It claims two thirds of the work is by non Academicians, but the august person's works are so big and so tired it doesn't seem that way. Mostly the "other" work is shoved ceiling high in the smallest room with no natural light.

I only found one Textile - by Miranda Argyle. A metre square of beige linen stitched in thick cream silk with repetitions of the word HEARTBEAT. It was strange as I could see other words, HE, BEAT, ART, THE, EAR........dunno if this was intentional. I am drawn to text in my pieces but this may be years of teaching, maybe art should speak for itself.

Tracey Emin [RA] had a neon high on a tall wall, so I nearly missed it saying "I whisper to me past, do I have another choice" which I find evocative. Older I get the more I look at my past and my past looks back at me!

Cornelia Parker had "Endless Sugar"
hanging from the ceiling, many many silver plated sugar bowls squashed under the steam roller. A bit thought provoking, but not much [maybe old customs of polite society reduced to meaninglessness - plated silver a phony basis for respect].

I think contemporary art should haunt us, not just a quick wave in passing.

We got on the tube to our rackety hotel at Kew which is in a lovely little area, a little middle class enclave outside the walls of the Gardens - a small green, old residential houses, S*arbucks and an excellent Bookshop. Very comfortable.

The hotel is now gastro, so excellent food, but the rooms were cheaply "smartened up" some years ago and are now quietly falling apart. I slept not at all as I couldn't drag my feather pillow round London and none other will do.

Next day I met Ruth and we went to see Tracey. Outrageously enjoyable. Never realised her blankets are so Big. The whole of the Gallery was filled by her stuff, so I was glad to see it was a solid exhibition, if embarrassing at times.
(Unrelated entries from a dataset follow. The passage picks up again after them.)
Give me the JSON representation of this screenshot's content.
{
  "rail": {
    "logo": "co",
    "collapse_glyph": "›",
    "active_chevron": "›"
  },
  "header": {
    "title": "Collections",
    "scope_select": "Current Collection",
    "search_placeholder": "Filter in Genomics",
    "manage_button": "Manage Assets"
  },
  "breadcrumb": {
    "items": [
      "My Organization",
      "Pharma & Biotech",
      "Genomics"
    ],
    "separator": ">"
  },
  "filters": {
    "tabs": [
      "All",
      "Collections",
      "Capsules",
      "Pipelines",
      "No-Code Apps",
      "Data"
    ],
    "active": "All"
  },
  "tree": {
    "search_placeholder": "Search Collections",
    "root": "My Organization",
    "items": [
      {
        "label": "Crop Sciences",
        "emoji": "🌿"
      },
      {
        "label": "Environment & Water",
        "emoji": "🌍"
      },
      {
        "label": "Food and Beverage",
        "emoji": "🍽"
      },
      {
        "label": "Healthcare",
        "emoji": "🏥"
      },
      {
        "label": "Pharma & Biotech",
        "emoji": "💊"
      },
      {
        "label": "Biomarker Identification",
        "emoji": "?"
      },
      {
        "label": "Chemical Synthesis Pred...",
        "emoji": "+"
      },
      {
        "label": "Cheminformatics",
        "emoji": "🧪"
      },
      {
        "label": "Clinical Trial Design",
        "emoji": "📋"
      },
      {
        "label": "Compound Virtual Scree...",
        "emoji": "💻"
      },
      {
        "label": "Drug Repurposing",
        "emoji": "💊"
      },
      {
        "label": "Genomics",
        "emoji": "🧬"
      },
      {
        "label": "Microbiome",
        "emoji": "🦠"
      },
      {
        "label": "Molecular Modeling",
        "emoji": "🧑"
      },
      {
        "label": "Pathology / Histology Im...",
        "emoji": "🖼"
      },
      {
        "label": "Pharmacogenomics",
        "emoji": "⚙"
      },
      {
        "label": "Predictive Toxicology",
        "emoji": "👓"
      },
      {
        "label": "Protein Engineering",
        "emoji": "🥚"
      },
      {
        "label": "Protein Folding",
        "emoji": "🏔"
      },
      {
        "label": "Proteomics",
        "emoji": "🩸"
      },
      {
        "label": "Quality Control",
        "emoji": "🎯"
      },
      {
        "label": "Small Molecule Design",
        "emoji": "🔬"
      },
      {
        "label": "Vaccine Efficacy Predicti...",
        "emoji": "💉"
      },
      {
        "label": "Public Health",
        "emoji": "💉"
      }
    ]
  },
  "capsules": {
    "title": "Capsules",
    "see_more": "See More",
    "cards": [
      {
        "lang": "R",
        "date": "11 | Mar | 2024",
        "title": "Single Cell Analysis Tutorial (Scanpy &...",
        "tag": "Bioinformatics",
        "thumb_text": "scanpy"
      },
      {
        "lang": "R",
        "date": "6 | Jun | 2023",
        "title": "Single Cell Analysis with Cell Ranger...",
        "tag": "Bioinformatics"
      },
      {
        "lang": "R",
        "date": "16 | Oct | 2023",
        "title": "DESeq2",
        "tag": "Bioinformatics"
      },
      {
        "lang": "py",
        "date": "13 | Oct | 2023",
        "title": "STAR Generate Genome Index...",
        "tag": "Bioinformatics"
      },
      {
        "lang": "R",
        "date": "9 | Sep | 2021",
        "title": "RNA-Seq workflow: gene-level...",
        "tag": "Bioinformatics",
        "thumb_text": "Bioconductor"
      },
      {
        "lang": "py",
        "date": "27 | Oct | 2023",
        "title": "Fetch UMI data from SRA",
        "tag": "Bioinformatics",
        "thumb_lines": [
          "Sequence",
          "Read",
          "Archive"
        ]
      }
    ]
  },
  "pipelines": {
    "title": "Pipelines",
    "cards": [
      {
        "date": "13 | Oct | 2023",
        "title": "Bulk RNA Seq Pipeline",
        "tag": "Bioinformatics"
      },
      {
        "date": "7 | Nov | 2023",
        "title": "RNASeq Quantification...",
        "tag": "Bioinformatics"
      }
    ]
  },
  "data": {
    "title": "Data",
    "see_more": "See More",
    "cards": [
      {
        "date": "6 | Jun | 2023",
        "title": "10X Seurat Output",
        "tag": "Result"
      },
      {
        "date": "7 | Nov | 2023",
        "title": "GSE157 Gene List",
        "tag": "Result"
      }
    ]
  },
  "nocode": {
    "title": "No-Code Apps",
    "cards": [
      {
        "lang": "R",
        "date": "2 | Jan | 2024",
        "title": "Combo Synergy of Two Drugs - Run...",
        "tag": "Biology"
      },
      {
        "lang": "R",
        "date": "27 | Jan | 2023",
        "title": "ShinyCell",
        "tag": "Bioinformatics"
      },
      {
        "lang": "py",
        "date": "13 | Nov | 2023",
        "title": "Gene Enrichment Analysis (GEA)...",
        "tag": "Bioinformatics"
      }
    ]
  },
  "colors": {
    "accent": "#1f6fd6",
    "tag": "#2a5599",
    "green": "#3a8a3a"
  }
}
She dwells a lot on masturbation, lots of monoprint sketches and one huge screen that animates in rollicking fashion her legs as they leap and lunge as her hand works.

Really good stuff, but most of the guards are men and I found it difficult to ignore them as I gazed on theses female concerns and they gazed upon the women looking. I didn't mind the men looking at the exhibition, but the thought of the guards, there day after day, the exhilaration of her expression long since dimmed by habit watching the women come in and react.................

In the afternoon, which by now was very hot, we went to see the new British Library. A huge new structure, there was a Mervyn Peake exhibition and an internal glass tower of ancient books and other marvels.

Caught the train home, exhausted - apres moi la deluge - apparently.